**Required work:** Each line of the data below that carries the word "Click" needs to be copied.
======== Exercise material ========
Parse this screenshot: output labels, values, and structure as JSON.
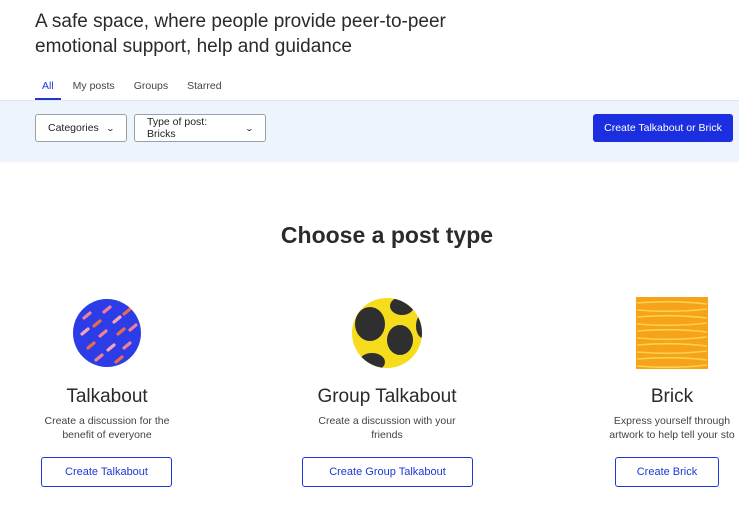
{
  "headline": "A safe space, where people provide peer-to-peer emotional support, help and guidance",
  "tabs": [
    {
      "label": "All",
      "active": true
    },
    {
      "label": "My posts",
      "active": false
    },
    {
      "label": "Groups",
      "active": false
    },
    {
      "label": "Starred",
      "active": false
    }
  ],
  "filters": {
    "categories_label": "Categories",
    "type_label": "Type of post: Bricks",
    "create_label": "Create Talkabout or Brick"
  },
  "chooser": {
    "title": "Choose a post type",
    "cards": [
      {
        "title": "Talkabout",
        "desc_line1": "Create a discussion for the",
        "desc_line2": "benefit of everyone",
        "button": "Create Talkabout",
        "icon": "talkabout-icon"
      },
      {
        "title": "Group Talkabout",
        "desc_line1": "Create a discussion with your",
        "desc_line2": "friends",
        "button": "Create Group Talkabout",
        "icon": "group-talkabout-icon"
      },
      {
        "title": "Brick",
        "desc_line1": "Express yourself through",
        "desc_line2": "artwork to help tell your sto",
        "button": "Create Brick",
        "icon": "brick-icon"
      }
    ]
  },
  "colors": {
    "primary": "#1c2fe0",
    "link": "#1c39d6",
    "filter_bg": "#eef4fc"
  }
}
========
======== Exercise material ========
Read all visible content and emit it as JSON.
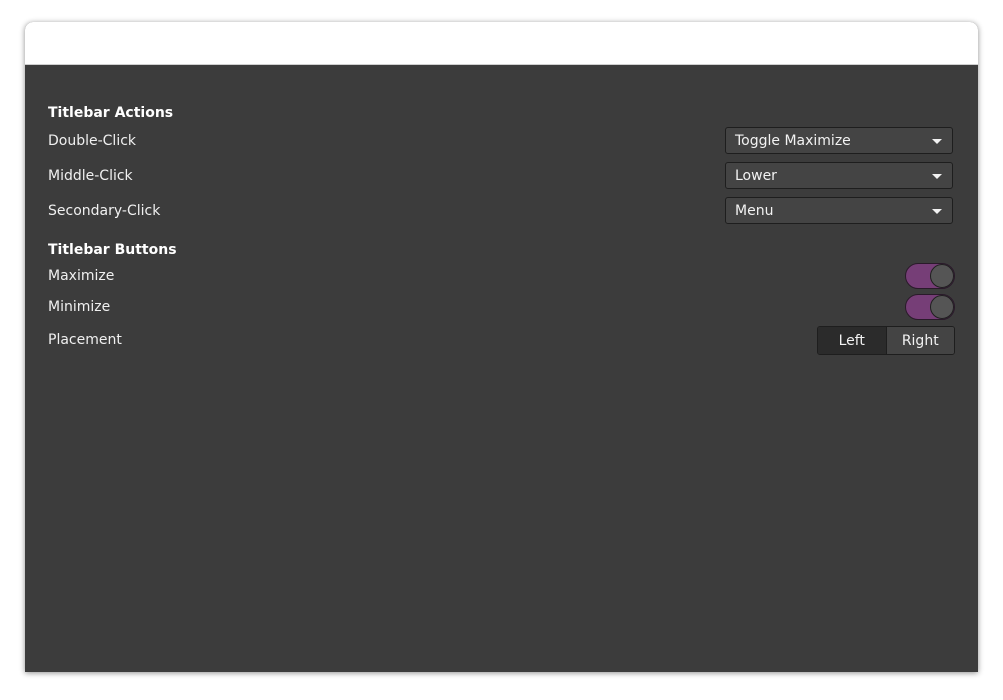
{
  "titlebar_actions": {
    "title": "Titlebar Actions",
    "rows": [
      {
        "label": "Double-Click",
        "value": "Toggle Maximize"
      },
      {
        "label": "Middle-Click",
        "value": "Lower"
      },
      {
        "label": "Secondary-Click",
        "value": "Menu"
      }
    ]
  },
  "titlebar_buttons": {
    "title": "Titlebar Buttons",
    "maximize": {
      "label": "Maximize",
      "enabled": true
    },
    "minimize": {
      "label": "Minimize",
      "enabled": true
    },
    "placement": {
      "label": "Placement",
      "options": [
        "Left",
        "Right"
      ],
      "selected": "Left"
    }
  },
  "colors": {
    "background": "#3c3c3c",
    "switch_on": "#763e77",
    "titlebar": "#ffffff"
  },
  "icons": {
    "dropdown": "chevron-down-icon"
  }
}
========
**Answer:**
        "label": "Double-Click",
        "label": "Middle-Click",
        "label": "Secondary-Click",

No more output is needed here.